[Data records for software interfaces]
·····

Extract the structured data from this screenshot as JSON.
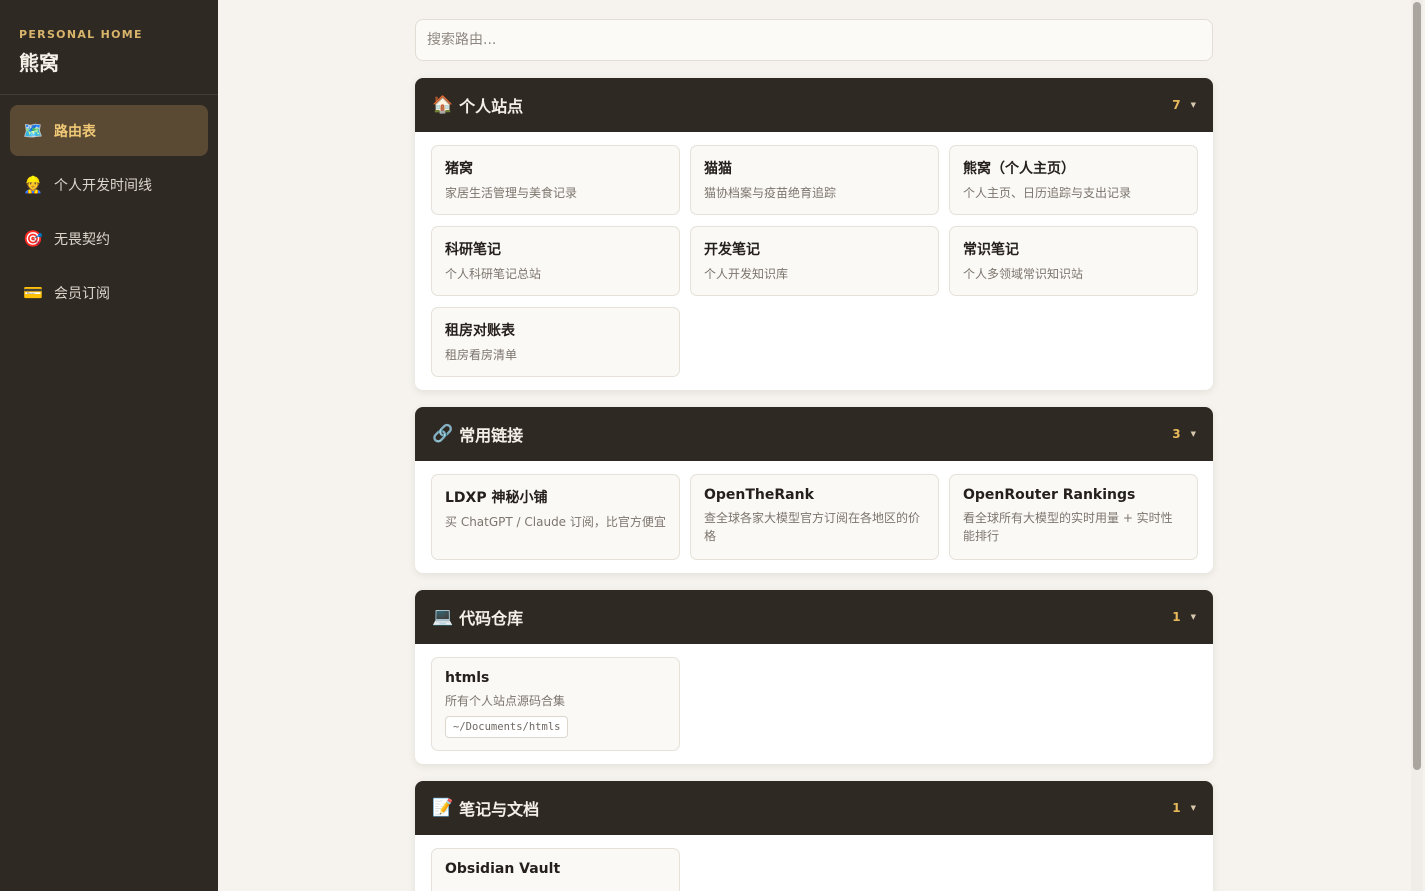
{
  "brand": {
    "eyebrow": "PERSONAL HOME",
    "title": "熊窝"
  },
  "nav": [
    {
      "icon": "🗺️",
      "label": "路由表",
      "active": true
    },
    {
      "icon": "👷",
      "label": "个人开发时间线",
      "active": false
    },
    {
      "icon": "🎯",
      "label": "无畏契约",
      "active": false
    },
    {
      "icon": "💳",
      "label": "会员订阅",
      "active": false
    }
  ],
  "search": {
    "placeholder": "搜索路由..."
  },
  "sections": [
    {
      "emoji": "🏠",
      "title": "个人站点",
      "count": "7",
      "cards": [
        {
          "title": "猪窝",
          "desc": "家居生活管理与美食记录"
        },
        {
          "title": "猫猫",
          "desc": "猫协档案与疫苗绝育追踪"
        },
        {
          "title": "熊窝（个人主页）",
          "desc": "个人主页、日历追踪与支出记录"
        },
        {
          "title": "科研笔记",
          "desc": "个人科研笔记总站"
        },
        {
          "title": "开发笔记",
          "desc": "个人开发知识库"
        },
        {
          "title": "常识笔记",
          "desc": "个人多领域常识知识站"
        },
        {
          "title": "租房对账表",
          "desc": "租房看房清单"
        }
      ]
    },
    {
      "emoji": "🔗",
      "title": "常用链接",
      "count": "3",
      "cards": [
        {
          "title": "LDXP 神秘小铺",
          "desc": "买 ChatGPT / Claude 订阅，比官方便宜"
        },
        {
          "title": "OpenTheRank",
          "desc": "查全球各家大模型官方订阅在各地区的价格"
        },
        {
          "title": "OpenRouter Rankings",
          "desc": "看全球所有大模型的实时用量 + 实时性能排行"
        }
      ]
    },
    {
      "emoji": "💻",
      "title": "代码仓库",
      "count": "1",
      "cards": [
        {
          "title": "htmls",
          "desc": "所有个人站点源码合集",
          "path": "~/Documents/htmls"
        }
      ]
    },
    {
      "emoji": "📝",
      "title": "笔记与文档",
      "count": "1",
      "cards": [
        {
          "title": "Obsidian Vault",
          "desc": ""
        }
      ]
    }
  ],
  "colors": {
    "sidebar_bg": "#2f2924",
    "accent_gold": "#e7b95a",
    "active_nav_bg": "#5a4a34",
    "page_bg": "#f6f3ee"
  }
}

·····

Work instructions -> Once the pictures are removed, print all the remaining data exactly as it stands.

Answer section ->
Extract the structured data from this screenshot as JSON.
{
  "brand": {
    "eyebrow": "PERSONAL HOME",
    "title": "熊窝"
  },
  "nav": [
    {
      "icon": "🗺️",
      "label": "路由表",
      "active": true
    },
    {
      "icon": "👷",
      "label": "个人开发时间线",
      "active": false
    },
    {
      "icon": "🎯",
      "label": "无畏契约",
      "active": false
    },
    {
      "icon": "💳",
      "label": "会员订阅",
      "active": false
    }
  ],
  "search": {
    "placeholder": "搜索路由..."
  },
  "sections": [
    {
      "emoji": "🏠",
      "title": "个人站点",
      "count": "7",
      "cards": [
        {
          "title": "猪窝",
          "desc": "家居生活管理与美食记录"
        },
        {
          "title": "猫猫",
          "desc": "猫协档案与疫苗绝育追踪"
        },
        {
          "title": "熊窝（个人主页）",
          "desc": "个人主页、日历追踪与支出记录"
        },
        {
          "title": "科研笔记",
          "desc": "个人科研笔记总站"
        },
        {
          "title": "开发笔记",
          "desc": "个人开发知识库"
        },
        {
          "title": "常识笔记",
          "desc": "个人多领域常识知识站"
        },
        {
          "title": "租房对账表",
          "desc": "租房看房清单"
        }
      ]
    },
    {
      "emoji": "🔗",
      "title": "常用链接",
      "count": "3",
      "cards": [
        {
          "title": "LDXP 神秘小铺",
          "desc": "买 ChatGPT / Claude 订阅，比官方便宜"
        },
        {
          "title": "OpenTheRank",
          "desc": "查全球各家大模型官方订阅在各地区的价格"
        },
        {
          "title": "OpenRouter Rankings",
          "desc": "看全球所有大模型的实时用量 + 实时性能排行"
        }
      ]
    },
    {
      "emoji": "💻",
      "title": "代码仓库",
      "count": "1",
      "cards": [
        {
          "title": "htmls",
          "desc": "所有个人站点源码合集",
          "path": "~/Documents/htmls"
        }
      ]
    },
    {
      "emoji": "📝",
      "title": "笔记与文档",
      "count": "1",
      "cards": [
        {
          "title": "Obsidian Vault",
          "desc": ""
        }
      ]
    }
  ],
  "colors": {
    "sidebar_bg": "#2f2924",
    "accent_gold": "#e7b95a",
    "active_nav_bg": "#5a4a34",
    "page_bg": "#f6f3ee"
  }
}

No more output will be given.